Although most carcinogenic mutations occur in somatic cells over the course of life, rare cancer cases are caused by inherited mutations in the germline, which produces sex cells. These congenital mutations are sometimes in a frequency higher than what would be predicted by the mutation-selection balance.
Various evolutionary processes can explain this paradox. For example, it has been suggested that natural selection is unlikely to act on these mutations if again their negative health effects occur after the breeding season.
Moreover, the theory of antagonistic pleiotropy could also be invoked. This stipulates that certain genes have opposite effects on the probability of survival/reproduction according to the age considered. These effects would be positive at the beginning of life and negative thereafter. When the positive effect at the start is high, selection may retain this genetic variant, even if it causes fatal disease later.
For example, women with a mutation in the BRCA1 / 2 genes have a significantly higher risk of developing breast or ovarian cancer, but these mutations appear to be correlated with increased fertility.
Implications for treatment
Cancer, a real burden in human populations, is therefore above all, a phenomenon governed by evolutionary processes, from its origin in the history of life to its development in real-time in a sick person. Therefore, the traditional separation between oncology and evolutionary biology must be abolished, as it limits our understanding of the complexity of the processes that lead to the onset of disease.
This new perspective on cancer could prove useful in developing innovative therapeutic solutions that would limit the problems associated with currently available treatment strategies. These high-dose therapies, which aim to kill as many malignant cells as possible, often result in resistant cells’ proliferation. Conversely, adaptive therapy, deeply rooted in evolutionary biology, could constitute an alternative approach.
This strategy reduces the pressure associated with high-dose therapies to eliminate only some of the sensitive cancer cells.

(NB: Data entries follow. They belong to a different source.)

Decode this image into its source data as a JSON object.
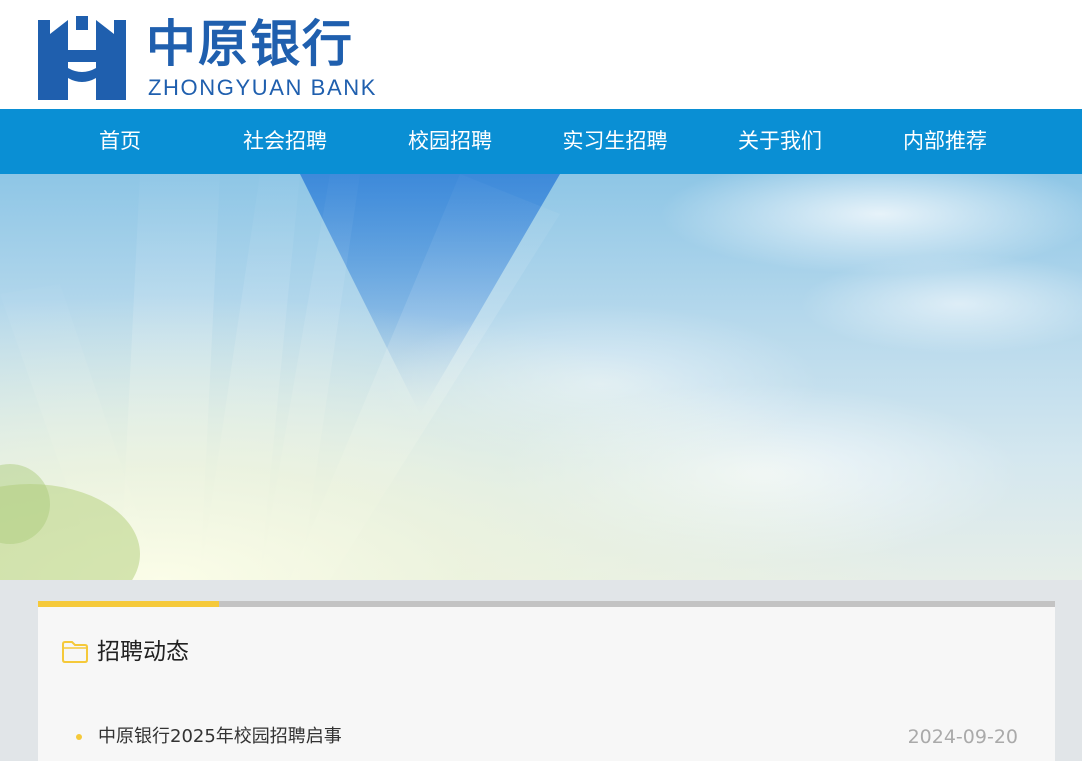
{
  "header": {
    "logo_cn": "中原银行",
    "logo_en": "ZHONGYUAN BANK",
    "brand_color": "#1f5fae"
  },
  "nav": {
    "bg_color": "#0a8fd4",
    "items": [
      {
        "label": "首页"
      },
      {
        "label": "社会招聘"
      },
      {
        "label": "校园招聘"
      },
      {
        "label": "实习生招聘"
      },
      {
        "label": "关于我们"
      },
      {
        "label": "内部推荐"
      }
    ]
  },
  "banner": {
    "icon": "sky-sunrays-image"
  },
  "news": {
    "section_title": "招聘动态",
    "section_icon": "folder-icon",
    "accent_color": "#f5c93a",
    "items": [
      {
        "title": "中原银行2025年校园招聘启事",
        "date": "2024-09-20"
      }
    ]
  }
}
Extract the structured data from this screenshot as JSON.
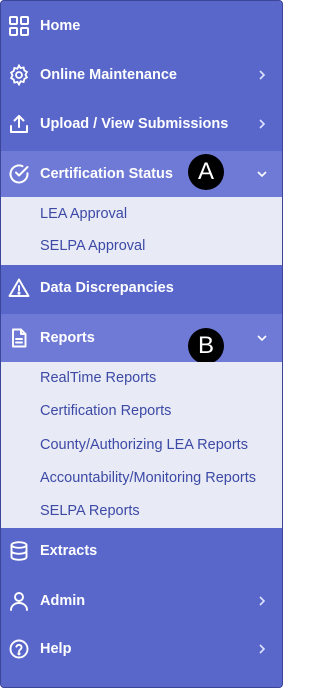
{
  "nav": {
    "home": "Home",
    "online_maintenance": "Online Maintenance",
    "upload": "Upload / View Submissions",
    "certification": "Certification Status",
    "certification_sub": [
      "LEA Approval",
      "SELPA Approval"
    ],
    "data_discrepancies": "Data Discrepancies",
    "reports": "Reports",
    "reports_sub": [
      "RealTime Reports",
      "Certification Reports",
      "County/Authorizing LEA Reports",
      "Accountability/Monitoring Reports",
      "SELPA Reports"
    ],
    "extracts": "Extracts",
    "admin": "Admin",
    "help": "Help"
  },
  "callouts": {
    "a": "A",
    "b": "B"
  },
  "colors": {
    "sidebar_bg": "#5967cb",
    "active_bg": "#6f7ad6",
    "submenu_bg": "#e8eaf5",
    "submenu_text": "#3c4aa6"
  }
}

In doing so, the objective is to maintain a significant level of competition between sensitive cancer cells and resistant cancer cells to avoid or limit the unconstrained proliferation of resistant ones.
A problem that is not limited to humans
Until recently, oncology had very rarely borrowed concepts from evolutionary biology to improve understanding of malignant processes. Likewise, ecologists and evolutionary biologists have largely ignored the existence of these phenomena in their explorations of life. But things are changing, and the consideration of cancer, or rather oncogenic processes as a whole, within wildlife is generating growing interest within the community of environmentalists and evolutionary biologists.
It is now clear that cancer is both a relevant biological model for studying the evolution of living organisms and an important biological phenomenon for understanding several facets of the ecology of animal species and their consequences on animals’ functioning. Ecosystems.
Even if they do not always progress to invasive/metastatic forms, tumor processes are ubiquitous in metazoa, and theoretical work suggests that they probably influence fundamental variables in ecology, such as the history traits of life, competitive skills, vulnerability to parasites, and predators, or the ability to disperse. These effects come from the pathological consequences of tumors and the costs linked to the defense mechanisms’ functioning in the hosts.
Understanding the ecological and evolutionary consequences of host-tumor interactions has thus become, in recent years, a key research theme in ecology and evolutionary biology.
These scientific questions are all the more legitimate since almost all of the planet’s ecosystems, particularly aquatic environments, are now polluted by anthropogenic origin substances, often mutagenic. Therefore, it is essential to understand better host-tumor interactions and their cascading effects in communities to predict and anticipate the consequences of human activities on ecosystems’ functioning and the maintenance of biodiversity.